P.C.H.A. op. at 5-6. Reviewing this evidence, it is clear that the appellee did not sustain his burden under Hentosh to demonstrate prejudice, and as demonstrated under Kichline, this evidence alone could not have been an adequate basis upon which to justify a charge to the jury. Thus, the P.C.H.A. court was correct in finding that the evidence available was not sufficient to warrant the raising of the defense of voluntary intoxication.
It should be noted that the Superior Court, in its analysis, merely stated that the evidence presented by the appellee should have alerted defense counsel to have investigated the possibility of a voluntary intoxication defense. The court's analysis ended with that conclusion and did not examine the question of prejudice.

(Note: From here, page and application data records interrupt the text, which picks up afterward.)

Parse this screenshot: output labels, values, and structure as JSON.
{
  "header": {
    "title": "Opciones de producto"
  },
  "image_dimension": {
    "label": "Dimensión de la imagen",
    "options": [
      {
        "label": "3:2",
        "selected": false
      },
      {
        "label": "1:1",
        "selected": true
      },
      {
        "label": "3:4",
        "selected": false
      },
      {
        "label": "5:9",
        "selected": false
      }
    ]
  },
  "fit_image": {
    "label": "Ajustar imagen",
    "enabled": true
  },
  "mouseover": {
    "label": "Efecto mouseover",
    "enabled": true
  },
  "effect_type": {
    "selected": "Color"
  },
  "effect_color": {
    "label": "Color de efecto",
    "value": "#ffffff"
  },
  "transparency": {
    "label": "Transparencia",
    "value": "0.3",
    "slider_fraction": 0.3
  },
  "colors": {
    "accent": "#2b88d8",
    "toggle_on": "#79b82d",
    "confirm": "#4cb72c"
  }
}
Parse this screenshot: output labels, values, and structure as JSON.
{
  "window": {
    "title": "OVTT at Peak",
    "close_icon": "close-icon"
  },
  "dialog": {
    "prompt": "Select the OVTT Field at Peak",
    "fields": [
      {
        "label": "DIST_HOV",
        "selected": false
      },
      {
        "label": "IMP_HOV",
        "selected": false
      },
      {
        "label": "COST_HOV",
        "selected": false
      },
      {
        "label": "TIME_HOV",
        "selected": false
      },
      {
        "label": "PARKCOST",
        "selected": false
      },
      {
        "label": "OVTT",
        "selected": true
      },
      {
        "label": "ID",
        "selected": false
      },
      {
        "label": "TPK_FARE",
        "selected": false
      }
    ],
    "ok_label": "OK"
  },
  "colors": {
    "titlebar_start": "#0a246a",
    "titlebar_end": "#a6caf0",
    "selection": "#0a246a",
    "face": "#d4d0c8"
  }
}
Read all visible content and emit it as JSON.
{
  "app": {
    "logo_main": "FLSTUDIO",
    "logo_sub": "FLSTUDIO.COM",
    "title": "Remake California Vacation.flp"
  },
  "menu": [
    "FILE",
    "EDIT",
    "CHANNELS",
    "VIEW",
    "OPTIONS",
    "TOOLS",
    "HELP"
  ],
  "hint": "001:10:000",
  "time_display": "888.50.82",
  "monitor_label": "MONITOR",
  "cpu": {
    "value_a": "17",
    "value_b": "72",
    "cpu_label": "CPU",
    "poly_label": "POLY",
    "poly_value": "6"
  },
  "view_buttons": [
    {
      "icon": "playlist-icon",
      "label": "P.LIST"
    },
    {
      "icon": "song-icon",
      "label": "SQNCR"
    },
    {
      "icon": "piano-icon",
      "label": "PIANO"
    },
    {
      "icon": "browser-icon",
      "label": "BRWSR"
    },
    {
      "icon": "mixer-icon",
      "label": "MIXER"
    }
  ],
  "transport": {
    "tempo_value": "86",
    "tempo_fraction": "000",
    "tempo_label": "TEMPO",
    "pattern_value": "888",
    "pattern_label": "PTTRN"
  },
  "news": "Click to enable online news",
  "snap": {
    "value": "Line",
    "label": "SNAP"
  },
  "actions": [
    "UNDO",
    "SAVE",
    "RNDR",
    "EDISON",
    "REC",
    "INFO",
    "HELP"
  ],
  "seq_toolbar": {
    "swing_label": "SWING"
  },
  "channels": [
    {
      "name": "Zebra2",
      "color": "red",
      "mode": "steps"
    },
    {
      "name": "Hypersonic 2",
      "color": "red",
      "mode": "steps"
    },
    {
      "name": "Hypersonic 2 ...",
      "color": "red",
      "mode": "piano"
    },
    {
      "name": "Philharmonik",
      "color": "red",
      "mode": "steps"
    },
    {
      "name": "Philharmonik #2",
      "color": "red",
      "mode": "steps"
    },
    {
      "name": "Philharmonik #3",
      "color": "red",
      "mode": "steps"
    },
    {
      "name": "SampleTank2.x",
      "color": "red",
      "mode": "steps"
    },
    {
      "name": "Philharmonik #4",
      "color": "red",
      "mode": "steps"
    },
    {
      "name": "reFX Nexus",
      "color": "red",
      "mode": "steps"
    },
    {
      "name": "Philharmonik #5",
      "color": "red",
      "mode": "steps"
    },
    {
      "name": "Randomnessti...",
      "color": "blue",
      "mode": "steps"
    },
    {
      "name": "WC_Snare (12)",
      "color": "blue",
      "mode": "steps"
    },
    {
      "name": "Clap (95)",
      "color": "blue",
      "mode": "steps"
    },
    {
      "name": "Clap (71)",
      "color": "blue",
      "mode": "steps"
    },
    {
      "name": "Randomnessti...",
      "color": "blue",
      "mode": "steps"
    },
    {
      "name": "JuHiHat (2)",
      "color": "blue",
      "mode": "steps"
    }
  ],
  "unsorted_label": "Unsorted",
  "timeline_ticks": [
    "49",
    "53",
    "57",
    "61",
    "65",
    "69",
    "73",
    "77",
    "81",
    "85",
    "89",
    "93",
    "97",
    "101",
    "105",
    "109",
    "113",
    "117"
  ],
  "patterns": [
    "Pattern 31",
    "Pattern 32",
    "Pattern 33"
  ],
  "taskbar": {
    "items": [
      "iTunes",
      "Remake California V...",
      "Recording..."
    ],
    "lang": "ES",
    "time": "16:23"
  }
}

Superior Court memorandum op. at 5-6. This analysis was contrary to the standard we set forth in Commonwealth v. Pierce, 515 Pa. 153, 527 A.2d 973 (1987). We caution the Superior Court that there must always be a separate finding of prejudice in order to have a uniform and consistent application of the test.
Accordingly, the order of the Superior Court is reversed and the order of the Court of Common Pleas of Cambria County is reinstated.
LARSEN and ZAPPALA, JJ., concur in the result.